## DATA FOR THE TASK
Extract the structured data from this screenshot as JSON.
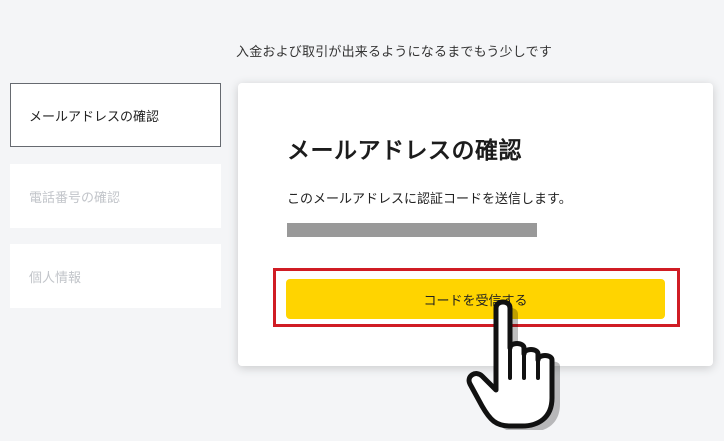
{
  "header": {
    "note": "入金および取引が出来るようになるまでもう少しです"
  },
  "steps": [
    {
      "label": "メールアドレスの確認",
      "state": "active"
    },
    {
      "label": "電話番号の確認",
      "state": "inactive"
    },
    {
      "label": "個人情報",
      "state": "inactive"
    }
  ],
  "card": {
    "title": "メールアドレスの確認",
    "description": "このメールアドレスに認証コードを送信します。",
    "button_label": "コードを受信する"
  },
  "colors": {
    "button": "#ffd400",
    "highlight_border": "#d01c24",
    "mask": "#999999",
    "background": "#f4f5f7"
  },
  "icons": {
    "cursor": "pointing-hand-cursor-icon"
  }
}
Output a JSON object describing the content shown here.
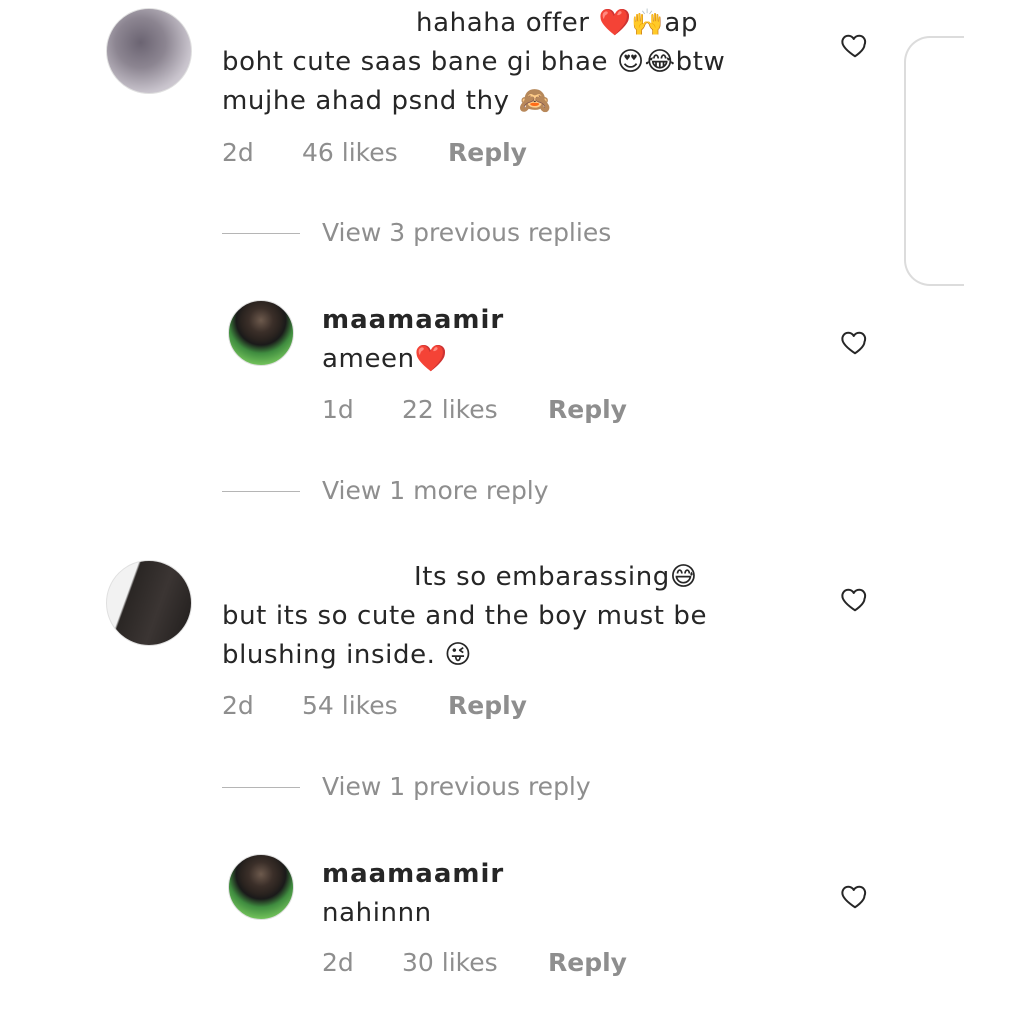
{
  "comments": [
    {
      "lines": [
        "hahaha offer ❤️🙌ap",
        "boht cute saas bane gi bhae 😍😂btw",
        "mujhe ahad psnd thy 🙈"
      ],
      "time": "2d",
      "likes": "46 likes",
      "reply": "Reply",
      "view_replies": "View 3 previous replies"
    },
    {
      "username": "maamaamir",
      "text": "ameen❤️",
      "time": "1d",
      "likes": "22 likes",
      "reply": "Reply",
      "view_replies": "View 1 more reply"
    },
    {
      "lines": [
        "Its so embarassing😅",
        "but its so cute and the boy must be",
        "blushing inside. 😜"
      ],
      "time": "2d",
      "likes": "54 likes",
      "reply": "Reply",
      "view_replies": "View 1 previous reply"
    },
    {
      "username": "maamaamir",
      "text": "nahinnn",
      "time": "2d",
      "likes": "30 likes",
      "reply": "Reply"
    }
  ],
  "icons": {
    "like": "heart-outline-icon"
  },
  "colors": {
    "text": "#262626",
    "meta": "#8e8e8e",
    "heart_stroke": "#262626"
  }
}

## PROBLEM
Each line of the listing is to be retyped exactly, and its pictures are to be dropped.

## WRITTEN ANSWER
Extract the structured data from this screenshot as JSON.
{
  "header": {
    "note": "入金および取引が出来るようになるまでもう少しです"
  },
  "steps": [
    {
      "label": "メールアドレスの確認",
      "state": "active"
    },
    {
      "label": "電話番号の確認",
      "state": "inactive"
    },
    {
      "label": "個人情報",
      "state": "inactive"
    }
  ],
  "card": {
    "title": "メールアドレスの確認",
    "description": "このメールアドレスに認証コードを送信します。",
    "button_label": "コードを受信する"
  },
  "colors": {
    "button": "#ffd400",
    "highlight_border": "#d01c24",
    "mask": "#999999",
    "background": "#f4f5f7"
  },
  "icons": {
    "cursor": "pointing-hand-cursor-icon"
  }
}
Output a JSON object describing the content shown here.
{
  "comments": [
    {
      "lines": [
        "hahaha offer ❤️🙌ap",
        "boht cute saas bane gi bhae 😍😂btw",
        "mujhe ahad psnd thy 🙈"
      ],
      "time": "2d",
      "likes": "46 likes",
      "reply": "Reply",
      "view_replies": "View 3 previous replies"
    },
    {
      "username": "maamaamir",
      "text": "ameen❤️",
      "time": "1d",
      "likes": "22 likes",
      "reply": "Reply",
      "view_replies": "View 1 more reply"
    },
    {
      "lines": [
        "Its so embarassing😅",
        "but its so cute and the boy must be",
        "blushing inside. 😜"
      ],
      "time": "2d",
      "likes": "54 likes",
      "reply": "Reply",
      "view_replies": "View 1 previous reply"
    },
    {
      "username": "maamaamir",
      "text": "nahinnn",
      "time": "2d",
      "likes": "30 likes",
      "reply": "Reply"
    }
  ],
  "icons": {
    "like": "heart-outline-icon"
  },
  "colors": {
    "text": "#262626",
    "meta": "#8e8e8e",
    "heart_stroke": "#262626"
  }
}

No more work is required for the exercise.